Entries provided Block Start

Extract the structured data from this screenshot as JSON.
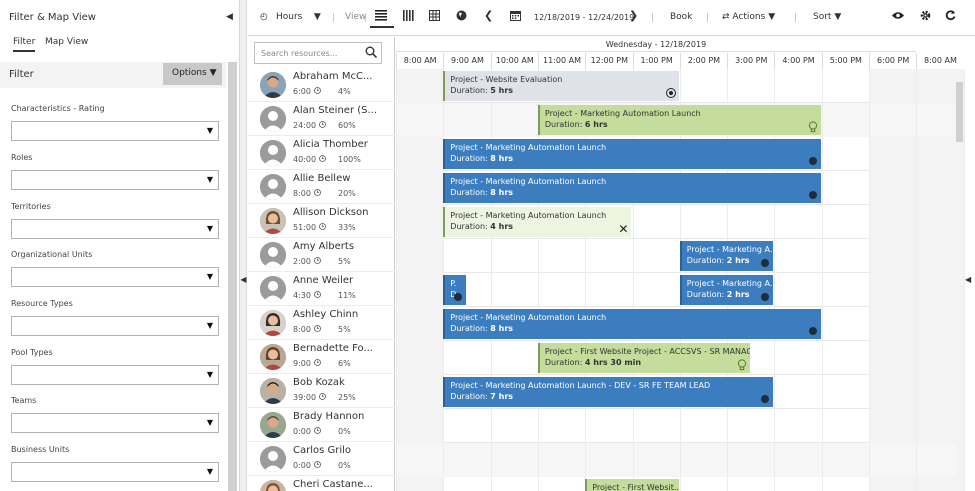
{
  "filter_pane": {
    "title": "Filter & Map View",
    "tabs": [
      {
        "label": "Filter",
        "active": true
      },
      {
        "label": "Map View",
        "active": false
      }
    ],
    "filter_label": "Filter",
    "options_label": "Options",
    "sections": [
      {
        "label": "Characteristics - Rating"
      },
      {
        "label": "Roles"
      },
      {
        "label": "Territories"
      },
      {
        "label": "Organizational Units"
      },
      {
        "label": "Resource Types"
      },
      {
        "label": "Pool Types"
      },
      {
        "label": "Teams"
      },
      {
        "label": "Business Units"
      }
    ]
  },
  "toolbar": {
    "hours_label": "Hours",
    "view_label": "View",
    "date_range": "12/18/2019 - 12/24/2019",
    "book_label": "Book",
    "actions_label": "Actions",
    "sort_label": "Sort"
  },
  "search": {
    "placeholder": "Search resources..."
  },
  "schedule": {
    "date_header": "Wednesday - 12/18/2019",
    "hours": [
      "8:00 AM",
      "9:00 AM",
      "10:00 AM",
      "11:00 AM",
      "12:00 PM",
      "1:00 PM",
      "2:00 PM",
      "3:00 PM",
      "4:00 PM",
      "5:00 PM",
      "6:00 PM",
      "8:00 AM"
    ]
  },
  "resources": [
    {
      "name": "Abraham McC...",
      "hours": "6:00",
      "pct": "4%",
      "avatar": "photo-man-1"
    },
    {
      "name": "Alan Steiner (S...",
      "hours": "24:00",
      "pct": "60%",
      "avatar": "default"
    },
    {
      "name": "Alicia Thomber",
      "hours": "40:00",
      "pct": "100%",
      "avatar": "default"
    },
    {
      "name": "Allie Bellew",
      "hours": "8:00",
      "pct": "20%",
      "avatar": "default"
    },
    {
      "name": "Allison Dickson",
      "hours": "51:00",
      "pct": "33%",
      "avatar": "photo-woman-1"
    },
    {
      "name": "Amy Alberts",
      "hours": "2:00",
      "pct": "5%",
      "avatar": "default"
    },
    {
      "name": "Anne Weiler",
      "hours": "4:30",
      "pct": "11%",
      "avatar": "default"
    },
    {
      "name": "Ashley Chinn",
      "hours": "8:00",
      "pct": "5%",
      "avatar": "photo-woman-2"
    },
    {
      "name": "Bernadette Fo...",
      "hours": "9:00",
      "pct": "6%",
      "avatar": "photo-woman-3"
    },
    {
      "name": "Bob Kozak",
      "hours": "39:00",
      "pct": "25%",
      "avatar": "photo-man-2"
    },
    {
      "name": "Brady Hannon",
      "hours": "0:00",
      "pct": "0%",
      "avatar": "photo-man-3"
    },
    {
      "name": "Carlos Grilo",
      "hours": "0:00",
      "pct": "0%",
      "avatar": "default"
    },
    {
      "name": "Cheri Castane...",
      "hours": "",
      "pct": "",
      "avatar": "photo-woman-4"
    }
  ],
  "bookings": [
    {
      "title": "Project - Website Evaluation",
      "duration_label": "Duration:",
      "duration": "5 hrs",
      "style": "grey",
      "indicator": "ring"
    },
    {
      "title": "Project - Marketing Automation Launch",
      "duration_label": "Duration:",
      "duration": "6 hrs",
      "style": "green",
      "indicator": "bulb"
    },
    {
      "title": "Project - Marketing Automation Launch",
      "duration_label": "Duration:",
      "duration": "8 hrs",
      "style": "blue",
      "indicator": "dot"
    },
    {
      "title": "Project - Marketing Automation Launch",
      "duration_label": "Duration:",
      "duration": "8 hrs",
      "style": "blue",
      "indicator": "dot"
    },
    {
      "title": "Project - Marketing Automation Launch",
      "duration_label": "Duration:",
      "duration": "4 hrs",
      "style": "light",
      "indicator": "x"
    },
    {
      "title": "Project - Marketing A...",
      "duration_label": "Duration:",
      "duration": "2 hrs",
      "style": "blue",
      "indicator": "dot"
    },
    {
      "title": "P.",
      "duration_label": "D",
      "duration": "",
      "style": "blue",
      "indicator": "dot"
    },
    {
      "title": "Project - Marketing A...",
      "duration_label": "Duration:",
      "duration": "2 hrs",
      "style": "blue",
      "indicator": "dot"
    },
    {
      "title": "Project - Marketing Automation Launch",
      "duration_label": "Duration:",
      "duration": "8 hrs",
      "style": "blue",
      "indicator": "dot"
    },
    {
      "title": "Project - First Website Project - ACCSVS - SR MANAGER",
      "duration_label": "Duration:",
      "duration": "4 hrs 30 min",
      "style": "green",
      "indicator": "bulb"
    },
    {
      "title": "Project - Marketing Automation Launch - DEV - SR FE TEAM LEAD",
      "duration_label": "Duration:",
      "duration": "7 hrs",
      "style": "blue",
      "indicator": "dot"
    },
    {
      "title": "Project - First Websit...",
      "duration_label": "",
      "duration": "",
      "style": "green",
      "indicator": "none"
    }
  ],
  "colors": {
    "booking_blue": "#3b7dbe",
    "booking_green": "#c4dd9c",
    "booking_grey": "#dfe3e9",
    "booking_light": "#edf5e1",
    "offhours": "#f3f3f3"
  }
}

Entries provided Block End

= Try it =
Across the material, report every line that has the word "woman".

= Task response =
      "avatar": "photo-woman-1"
      "avatar": "photo-woman-2"
      "avatar": "photo-woman-3"
      "avatar": "photo-woman-4"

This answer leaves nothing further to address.